Website and app data records:
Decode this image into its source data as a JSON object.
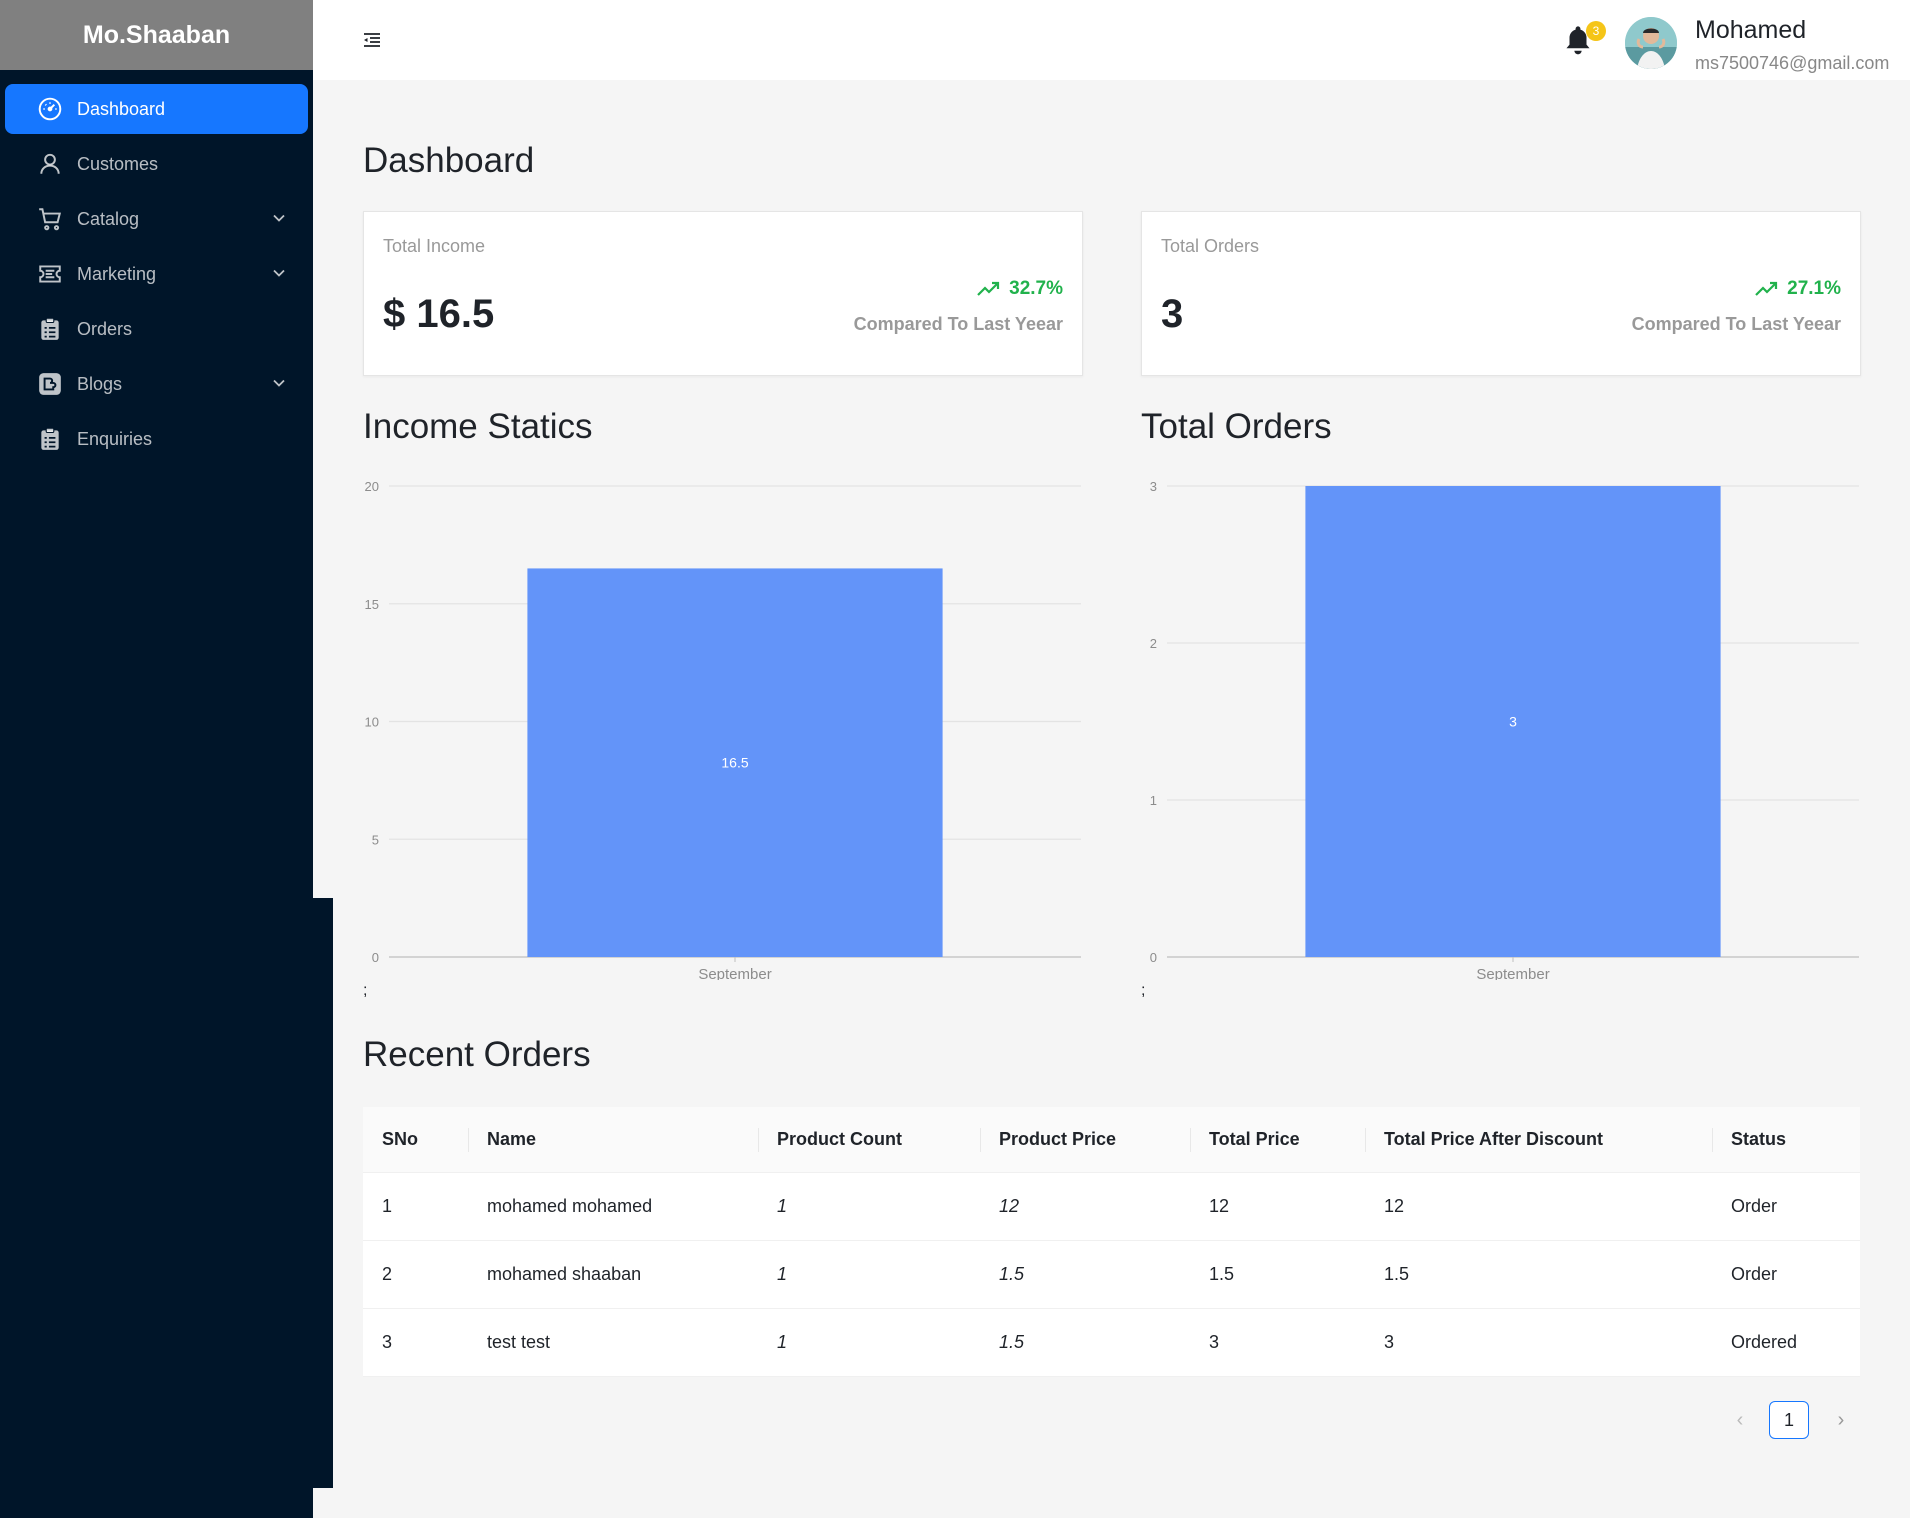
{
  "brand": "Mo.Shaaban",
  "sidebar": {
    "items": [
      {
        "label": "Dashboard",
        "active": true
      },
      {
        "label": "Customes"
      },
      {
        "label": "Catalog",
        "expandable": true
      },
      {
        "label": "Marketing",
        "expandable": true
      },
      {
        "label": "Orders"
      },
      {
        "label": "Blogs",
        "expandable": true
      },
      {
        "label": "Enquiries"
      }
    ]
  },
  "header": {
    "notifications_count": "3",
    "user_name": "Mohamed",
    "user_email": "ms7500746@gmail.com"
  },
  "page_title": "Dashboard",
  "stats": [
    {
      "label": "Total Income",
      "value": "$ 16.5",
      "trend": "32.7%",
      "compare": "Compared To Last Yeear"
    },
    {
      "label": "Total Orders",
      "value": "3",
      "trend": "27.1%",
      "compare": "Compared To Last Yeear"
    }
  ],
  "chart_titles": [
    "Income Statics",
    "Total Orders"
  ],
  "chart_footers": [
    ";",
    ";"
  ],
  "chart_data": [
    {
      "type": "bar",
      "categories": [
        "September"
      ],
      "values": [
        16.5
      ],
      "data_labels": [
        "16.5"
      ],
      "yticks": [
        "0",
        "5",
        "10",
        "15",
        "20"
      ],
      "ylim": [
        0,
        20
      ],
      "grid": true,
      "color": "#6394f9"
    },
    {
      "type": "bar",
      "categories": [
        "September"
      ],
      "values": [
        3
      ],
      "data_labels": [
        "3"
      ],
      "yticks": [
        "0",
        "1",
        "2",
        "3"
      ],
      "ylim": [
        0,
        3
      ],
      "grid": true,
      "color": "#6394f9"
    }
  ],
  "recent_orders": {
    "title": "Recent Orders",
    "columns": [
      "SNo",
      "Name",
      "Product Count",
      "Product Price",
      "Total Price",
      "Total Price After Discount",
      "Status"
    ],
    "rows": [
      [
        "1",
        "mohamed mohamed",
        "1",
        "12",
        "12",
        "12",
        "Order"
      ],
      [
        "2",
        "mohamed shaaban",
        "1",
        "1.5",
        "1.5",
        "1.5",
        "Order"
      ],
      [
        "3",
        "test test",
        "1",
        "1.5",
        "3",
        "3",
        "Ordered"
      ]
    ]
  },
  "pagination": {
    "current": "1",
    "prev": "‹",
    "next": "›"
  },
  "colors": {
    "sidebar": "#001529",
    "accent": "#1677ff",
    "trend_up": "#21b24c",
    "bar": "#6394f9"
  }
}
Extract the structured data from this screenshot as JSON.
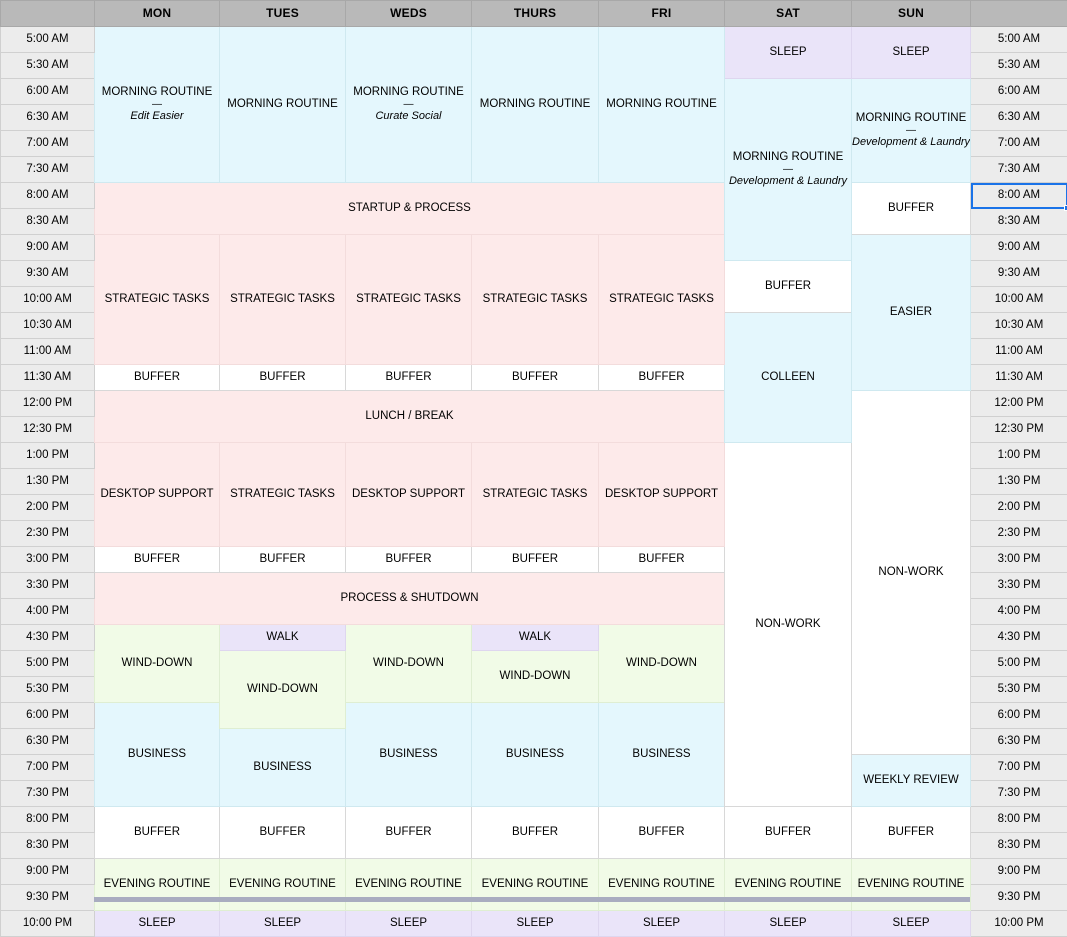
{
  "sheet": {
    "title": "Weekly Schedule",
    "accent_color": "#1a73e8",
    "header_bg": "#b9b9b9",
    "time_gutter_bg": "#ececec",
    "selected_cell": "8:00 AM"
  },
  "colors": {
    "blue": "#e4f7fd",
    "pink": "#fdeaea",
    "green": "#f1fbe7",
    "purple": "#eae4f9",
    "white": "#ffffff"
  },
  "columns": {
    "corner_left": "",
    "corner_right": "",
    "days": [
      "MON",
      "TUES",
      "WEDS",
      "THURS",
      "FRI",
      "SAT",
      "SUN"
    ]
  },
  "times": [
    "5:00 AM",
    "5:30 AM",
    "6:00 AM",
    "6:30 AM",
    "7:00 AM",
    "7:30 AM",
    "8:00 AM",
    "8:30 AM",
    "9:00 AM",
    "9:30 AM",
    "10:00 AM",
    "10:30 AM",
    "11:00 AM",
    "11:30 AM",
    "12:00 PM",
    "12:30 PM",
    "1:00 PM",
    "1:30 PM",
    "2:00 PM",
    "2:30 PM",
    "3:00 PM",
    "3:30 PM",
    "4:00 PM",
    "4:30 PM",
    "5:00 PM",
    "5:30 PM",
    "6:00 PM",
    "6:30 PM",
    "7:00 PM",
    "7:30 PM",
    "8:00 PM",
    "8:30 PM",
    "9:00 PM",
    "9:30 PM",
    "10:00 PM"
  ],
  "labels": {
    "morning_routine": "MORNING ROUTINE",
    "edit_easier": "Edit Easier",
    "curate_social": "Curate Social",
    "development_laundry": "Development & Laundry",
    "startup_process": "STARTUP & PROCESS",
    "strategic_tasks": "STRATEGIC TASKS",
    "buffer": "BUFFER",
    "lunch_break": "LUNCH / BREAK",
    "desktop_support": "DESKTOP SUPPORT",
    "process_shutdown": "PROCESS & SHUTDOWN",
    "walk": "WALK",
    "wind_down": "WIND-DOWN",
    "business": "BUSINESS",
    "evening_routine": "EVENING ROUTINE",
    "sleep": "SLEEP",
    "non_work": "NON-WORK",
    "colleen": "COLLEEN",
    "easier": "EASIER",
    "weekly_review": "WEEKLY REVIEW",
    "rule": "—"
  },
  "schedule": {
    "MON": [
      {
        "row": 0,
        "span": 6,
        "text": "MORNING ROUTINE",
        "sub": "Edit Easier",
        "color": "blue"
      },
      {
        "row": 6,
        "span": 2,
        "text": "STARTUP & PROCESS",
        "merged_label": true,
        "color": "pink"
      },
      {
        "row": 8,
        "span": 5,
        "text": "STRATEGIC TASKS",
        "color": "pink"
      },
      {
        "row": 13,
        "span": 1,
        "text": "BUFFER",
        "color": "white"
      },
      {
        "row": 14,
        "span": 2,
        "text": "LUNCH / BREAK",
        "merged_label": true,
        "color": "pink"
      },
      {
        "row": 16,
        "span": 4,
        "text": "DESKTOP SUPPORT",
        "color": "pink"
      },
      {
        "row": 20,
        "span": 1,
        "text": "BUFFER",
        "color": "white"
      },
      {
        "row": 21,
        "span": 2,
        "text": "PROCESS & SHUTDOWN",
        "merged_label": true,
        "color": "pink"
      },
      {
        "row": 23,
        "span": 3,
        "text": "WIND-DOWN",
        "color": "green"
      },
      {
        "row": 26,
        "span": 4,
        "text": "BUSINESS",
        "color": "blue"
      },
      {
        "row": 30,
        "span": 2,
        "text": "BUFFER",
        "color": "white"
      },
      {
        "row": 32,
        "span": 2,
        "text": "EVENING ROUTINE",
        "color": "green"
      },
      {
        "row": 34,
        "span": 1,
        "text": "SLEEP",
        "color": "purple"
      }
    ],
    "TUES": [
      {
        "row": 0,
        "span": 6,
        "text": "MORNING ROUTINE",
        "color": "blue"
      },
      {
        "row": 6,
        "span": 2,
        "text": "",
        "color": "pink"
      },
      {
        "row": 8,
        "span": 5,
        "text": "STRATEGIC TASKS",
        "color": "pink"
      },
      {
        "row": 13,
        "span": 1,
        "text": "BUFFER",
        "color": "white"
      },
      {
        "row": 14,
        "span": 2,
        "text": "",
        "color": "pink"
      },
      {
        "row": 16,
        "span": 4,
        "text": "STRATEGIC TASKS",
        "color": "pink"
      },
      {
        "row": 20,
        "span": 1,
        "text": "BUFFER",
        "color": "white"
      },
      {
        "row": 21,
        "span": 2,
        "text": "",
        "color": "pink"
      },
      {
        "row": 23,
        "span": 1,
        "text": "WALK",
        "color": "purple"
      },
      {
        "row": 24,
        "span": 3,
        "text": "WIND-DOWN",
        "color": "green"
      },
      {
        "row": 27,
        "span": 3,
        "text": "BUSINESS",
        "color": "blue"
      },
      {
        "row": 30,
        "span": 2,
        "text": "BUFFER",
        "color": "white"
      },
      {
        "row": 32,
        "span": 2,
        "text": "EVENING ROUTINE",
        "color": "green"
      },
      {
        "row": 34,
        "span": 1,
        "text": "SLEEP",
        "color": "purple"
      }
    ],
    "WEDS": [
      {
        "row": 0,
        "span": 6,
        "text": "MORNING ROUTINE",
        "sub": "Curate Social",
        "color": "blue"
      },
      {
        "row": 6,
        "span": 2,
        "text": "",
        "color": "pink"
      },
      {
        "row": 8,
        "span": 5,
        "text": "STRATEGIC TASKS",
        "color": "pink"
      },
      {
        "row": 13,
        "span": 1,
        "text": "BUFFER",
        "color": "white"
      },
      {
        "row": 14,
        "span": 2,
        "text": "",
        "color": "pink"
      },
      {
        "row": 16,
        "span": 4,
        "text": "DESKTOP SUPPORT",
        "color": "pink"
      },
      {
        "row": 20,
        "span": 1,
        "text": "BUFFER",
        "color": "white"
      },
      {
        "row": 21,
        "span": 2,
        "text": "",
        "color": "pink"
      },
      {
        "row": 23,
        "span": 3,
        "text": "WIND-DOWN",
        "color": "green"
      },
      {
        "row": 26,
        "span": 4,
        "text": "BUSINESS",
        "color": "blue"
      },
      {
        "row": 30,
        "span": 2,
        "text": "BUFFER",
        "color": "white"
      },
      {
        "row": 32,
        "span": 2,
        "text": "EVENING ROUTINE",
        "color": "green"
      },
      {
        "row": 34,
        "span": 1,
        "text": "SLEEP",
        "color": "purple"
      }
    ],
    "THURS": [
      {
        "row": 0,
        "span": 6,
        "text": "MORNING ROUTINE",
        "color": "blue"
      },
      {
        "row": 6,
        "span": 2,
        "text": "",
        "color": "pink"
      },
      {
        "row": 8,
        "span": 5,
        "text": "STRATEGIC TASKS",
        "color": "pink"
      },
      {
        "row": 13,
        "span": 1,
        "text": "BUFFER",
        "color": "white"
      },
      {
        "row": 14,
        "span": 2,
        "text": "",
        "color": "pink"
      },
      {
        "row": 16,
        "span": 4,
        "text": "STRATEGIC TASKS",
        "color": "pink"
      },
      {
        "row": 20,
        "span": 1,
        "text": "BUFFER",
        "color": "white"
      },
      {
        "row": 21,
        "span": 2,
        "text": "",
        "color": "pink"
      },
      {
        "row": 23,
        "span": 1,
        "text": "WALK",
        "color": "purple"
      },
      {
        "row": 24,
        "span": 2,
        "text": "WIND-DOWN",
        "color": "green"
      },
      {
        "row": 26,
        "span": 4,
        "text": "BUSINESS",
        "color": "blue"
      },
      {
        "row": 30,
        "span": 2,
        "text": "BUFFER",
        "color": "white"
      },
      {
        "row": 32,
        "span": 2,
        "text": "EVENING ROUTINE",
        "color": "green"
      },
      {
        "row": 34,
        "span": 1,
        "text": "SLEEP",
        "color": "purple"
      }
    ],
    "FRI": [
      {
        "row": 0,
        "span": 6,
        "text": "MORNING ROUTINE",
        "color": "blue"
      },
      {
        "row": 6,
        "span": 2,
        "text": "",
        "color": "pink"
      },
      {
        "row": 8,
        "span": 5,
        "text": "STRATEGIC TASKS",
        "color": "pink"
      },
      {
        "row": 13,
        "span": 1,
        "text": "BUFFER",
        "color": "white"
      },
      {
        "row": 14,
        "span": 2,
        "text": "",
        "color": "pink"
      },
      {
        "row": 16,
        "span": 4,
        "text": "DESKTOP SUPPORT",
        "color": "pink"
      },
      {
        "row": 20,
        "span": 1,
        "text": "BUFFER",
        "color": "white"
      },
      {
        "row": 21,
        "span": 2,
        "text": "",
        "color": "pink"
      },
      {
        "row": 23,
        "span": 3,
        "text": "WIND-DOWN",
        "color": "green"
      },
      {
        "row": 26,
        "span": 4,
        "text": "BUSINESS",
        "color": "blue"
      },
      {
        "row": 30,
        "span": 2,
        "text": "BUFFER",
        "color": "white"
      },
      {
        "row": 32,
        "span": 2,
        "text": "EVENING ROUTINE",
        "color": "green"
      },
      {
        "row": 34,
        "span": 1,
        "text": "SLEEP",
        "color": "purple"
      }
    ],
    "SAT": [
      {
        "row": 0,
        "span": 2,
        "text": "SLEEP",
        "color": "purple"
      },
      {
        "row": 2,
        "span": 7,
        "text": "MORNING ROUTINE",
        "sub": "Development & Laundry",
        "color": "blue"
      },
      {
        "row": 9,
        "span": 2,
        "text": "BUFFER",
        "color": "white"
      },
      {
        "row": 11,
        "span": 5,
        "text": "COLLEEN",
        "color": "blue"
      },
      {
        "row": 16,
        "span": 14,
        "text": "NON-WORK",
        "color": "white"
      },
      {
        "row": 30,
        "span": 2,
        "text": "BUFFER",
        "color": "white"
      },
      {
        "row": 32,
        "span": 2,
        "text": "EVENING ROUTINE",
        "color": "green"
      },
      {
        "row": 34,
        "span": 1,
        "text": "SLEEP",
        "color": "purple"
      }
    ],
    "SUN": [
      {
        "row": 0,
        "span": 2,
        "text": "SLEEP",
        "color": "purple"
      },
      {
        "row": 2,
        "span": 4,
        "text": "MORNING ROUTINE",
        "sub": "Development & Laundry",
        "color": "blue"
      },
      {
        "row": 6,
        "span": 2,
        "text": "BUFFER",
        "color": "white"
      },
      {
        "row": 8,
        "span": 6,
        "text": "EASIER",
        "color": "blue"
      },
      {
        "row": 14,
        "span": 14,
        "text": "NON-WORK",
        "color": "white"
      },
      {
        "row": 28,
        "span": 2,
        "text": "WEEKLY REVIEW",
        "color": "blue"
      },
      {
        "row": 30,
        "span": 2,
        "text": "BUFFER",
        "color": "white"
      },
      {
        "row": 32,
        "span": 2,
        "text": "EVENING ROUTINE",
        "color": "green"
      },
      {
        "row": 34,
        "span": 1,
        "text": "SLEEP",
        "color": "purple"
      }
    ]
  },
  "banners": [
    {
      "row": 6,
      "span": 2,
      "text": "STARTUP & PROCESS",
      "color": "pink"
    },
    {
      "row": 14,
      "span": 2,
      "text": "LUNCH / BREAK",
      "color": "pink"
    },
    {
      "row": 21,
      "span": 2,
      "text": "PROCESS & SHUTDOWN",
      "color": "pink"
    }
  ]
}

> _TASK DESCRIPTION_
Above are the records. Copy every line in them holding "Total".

> _YOUR SOLUTION_
      "label": "Total Income",
      "label": "Total Orders",
    "Total Orders"
      "Total Price",
      "Total Price After Discount",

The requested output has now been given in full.